Executives often feel pressure to make quarterly forecasts, but "it can often put a company in a position where management from the CEO down feels obligated to deliver earnings and therefore may do things that they wouldn't otherwise have done," Dimon said in a rare joint interview with Buffett airing Thursday on CNBC's Squawk Box.
"Quarterly earnings: they're a function of the weather, commodity prices, volumes, competitor pricing. And you don't really control that as CEO," he added. "Sometimes you're just like the cork in the ocean, but do the right thing anyway and you're going to be fine in the long run."
"You should build the systems you need, you should do the R&D that you need and explain it to your shareholders and your board. Of course, some of the CEOs will say it's the sell side, that we put pressure, but what I'm trying to say to people: be free to drop it."

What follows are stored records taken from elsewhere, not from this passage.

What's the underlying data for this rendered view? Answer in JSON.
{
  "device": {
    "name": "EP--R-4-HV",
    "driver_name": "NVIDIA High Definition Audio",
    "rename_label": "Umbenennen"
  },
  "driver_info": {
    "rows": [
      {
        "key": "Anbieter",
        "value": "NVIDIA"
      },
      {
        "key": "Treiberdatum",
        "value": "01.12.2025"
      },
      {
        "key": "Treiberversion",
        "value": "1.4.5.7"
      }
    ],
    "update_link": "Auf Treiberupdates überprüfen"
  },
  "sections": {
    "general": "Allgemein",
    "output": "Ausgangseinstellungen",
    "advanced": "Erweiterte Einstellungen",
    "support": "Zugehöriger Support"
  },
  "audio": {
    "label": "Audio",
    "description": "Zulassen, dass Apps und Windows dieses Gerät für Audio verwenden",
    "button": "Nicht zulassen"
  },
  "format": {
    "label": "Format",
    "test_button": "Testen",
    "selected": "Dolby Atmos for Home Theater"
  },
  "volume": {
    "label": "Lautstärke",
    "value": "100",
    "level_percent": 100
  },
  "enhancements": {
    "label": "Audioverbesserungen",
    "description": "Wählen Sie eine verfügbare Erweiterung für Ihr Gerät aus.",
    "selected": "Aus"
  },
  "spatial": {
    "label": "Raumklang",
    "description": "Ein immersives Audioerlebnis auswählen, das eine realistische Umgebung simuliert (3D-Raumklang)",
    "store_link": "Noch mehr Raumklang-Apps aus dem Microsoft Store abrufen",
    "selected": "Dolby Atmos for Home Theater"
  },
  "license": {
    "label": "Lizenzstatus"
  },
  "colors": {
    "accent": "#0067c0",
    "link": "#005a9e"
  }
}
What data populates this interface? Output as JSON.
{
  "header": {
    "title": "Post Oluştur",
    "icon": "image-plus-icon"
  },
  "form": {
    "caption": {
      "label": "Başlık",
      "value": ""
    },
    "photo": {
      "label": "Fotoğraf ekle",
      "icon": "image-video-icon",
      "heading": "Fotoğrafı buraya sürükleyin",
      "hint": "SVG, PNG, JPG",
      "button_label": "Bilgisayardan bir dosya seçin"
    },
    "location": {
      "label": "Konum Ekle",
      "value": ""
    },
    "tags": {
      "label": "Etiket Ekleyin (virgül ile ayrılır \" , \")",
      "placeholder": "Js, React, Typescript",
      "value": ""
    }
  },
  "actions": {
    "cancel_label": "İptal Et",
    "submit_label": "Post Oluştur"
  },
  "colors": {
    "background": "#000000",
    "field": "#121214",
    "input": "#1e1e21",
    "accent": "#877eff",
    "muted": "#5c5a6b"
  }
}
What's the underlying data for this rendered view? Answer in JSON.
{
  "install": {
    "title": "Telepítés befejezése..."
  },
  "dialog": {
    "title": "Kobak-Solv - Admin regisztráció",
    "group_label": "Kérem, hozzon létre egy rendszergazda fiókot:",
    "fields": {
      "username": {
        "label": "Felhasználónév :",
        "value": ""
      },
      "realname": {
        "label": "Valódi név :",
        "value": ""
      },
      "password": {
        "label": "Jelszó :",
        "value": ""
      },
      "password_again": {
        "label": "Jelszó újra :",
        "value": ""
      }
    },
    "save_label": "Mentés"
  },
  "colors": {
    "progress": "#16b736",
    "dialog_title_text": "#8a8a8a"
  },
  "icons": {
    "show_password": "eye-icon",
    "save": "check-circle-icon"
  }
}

It is a long-simmering debate but one that has gotten more attention in an era when activist investors are more vocal about pushing companies to deliver on their promises.

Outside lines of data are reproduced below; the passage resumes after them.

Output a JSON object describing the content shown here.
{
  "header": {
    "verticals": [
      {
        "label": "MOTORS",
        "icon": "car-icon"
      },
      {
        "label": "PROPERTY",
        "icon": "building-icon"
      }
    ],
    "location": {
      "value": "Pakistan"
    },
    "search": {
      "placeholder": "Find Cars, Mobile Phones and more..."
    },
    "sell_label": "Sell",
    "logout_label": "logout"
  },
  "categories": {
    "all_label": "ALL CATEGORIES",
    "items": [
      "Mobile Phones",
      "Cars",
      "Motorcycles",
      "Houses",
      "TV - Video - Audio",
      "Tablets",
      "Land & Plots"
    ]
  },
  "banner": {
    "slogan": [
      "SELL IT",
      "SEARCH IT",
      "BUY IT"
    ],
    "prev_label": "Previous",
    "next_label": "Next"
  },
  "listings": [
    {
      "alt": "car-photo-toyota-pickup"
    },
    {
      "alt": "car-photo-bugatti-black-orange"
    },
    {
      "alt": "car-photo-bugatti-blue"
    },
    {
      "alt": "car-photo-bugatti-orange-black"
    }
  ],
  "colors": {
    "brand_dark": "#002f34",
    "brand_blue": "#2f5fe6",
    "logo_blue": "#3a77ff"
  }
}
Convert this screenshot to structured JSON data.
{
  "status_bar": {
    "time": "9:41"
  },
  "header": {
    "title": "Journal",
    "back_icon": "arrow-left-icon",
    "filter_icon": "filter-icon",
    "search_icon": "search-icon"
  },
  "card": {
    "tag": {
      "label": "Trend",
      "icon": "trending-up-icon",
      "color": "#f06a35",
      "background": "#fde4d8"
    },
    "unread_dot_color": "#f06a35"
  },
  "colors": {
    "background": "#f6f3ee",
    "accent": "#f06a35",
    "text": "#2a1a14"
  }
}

Companies forecast sales and profit numbers to Wall Street analysts, who use it to produce research and stock recommendations for investors. Missing "the number" can often result in big, short-term stock moves. Making a forecast, and then hitting the target, are seen as a way to manage expectations and eliminate volatility.
Buffett's Berkshire Hathaway doesn't give guidance, which Buffett has said can tempt executives to manipulate numbers to meet Street expectations.
It's "sending the wrong message," Buffett told CNBC's Becky Quick in the interview. "When companies get where they're sort of living by so-called making the numbers, they do a lot of things that really are counter to the long-term interests of the business."
Buffett and Dimon helped produce a set of voluntary governance guidelines two years ago, which was signed by more than one dozen executives. One of the principles outlined in that report said companies shouldn't feel obligated to give quarterly guidance, which for years many have blamed for making executives obsessed with short-term results.
Those in favor of guidance say it improves communications with Wall Street, reduces share price volatility and boosts a stock's value.
But McKinsey & Co. found in a 2006 study that quarterly guidance didn't affect valuation multiples and didn't reduce share price volatility. The only significant benefit it observed was an increase in trading volumes, which is good for day traders but not useful for most other people.
Instead, McKinsey found, the practice of giving quarterly guidance took up valuable time from management and made them focus too much on the short term. Around that time, big companies like Coca Cola, UPS and AT&T said they would no longer give quarterly guidance.
Dimon said Thursday that about 20 percent of Business Roundtable members still do quarterly guidance and about 60 percent provide annual targets. But, he added, taking a stand on the issue is "a first step."